──────── EXTRACTED RECORDS ────────
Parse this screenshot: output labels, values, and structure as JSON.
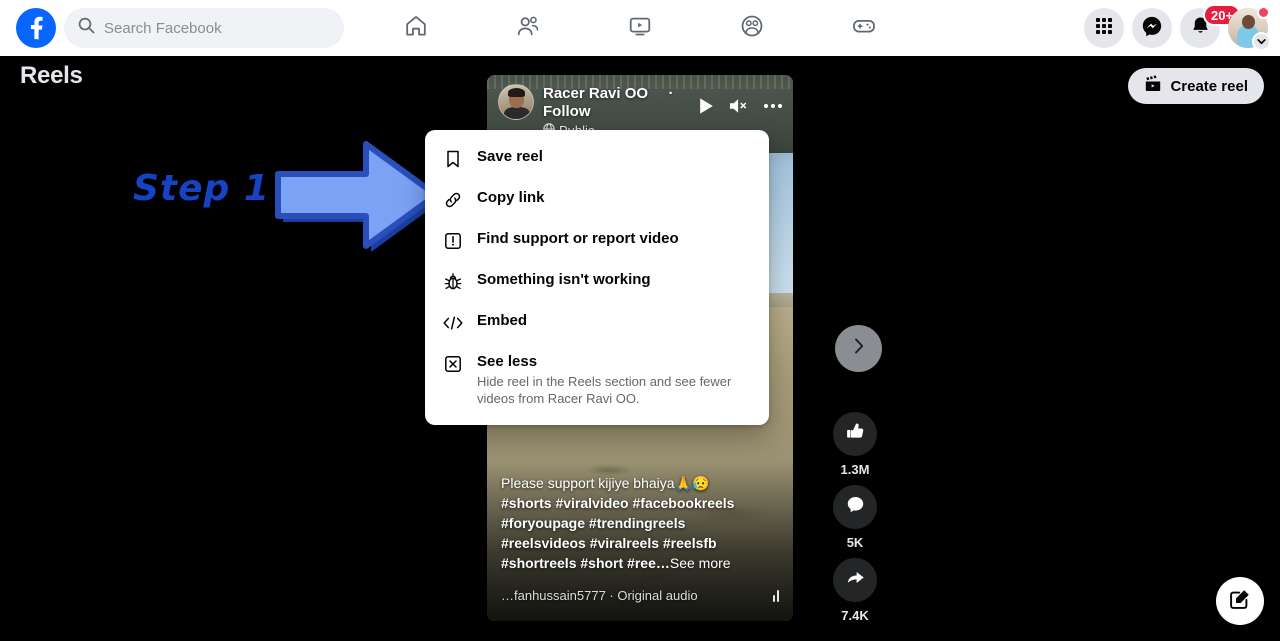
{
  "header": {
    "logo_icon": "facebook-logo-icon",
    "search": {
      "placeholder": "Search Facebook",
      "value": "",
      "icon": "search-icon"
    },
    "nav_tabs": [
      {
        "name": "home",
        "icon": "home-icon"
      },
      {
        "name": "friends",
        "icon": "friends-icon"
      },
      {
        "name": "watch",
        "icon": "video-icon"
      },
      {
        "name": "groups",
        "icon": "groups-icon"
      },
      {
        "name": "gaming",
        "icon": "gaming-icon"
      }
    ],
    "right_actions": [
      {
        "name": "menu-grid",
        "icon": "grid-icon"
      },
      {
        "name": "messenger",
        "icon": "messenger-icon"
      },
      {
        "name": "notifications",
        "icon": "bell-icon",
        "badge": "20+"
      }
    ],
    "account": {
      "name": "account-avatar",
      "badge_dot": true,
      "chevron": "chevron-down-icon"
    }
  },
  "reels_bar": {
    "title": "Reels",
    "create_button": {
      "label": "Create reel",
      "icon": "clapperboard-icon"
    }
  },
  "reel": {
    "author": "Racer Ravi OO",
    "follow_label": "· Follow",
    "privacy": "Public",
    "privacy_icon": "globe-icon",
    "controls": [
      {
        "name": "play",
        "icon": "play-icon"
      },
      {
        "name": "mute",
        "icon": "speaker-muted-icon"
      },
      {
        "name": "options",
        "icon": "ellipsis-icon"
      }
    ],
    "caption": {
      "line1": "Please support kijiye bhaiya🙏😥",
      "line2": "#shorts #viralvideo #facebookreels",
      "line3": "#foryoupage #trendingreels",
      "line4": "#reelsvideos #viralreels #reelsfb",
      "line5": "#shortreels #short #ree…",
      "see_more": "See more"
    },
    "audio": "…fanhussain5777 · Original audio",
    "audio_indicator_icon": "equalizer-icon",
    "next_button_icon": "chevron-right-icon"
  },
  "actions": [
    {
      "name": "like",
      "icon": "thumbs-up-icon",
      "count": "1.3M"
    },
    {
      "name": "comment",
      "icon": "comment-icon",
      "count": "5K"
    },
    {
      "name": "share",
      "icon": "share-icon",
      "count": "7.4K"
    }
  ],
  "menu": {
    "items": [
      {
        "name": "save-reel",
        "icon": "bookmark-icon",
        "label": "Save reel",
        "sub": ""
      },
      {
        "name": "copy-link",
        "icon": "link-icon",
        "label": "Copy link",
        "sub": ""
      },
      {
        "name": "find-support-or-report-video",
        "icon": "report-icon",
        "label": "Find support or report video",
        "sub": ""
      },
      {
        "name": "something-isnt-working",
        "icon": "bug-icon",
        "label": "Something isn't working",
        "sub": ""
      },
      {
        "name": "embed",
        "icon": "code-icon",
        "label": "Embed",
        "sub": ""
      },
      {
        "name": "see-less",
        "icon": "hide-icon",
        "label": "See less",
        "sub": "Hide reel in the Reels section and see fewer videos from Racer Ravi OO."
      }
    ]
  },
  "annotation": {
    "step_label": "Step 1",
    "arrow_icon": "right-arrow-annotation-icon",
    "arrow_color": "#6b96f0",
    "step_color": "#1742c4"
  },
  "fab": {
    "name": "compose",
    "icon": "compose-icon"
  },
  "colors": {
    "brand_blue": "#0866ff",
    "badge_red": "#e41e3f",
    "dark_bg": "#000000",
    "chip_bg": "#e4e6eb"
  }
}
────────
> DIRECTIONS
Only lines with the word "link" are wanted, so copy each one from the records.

> ANSWER BELOW
        "name": "copy-link",
        "icon": "link-icon",
        "label": "Copy link",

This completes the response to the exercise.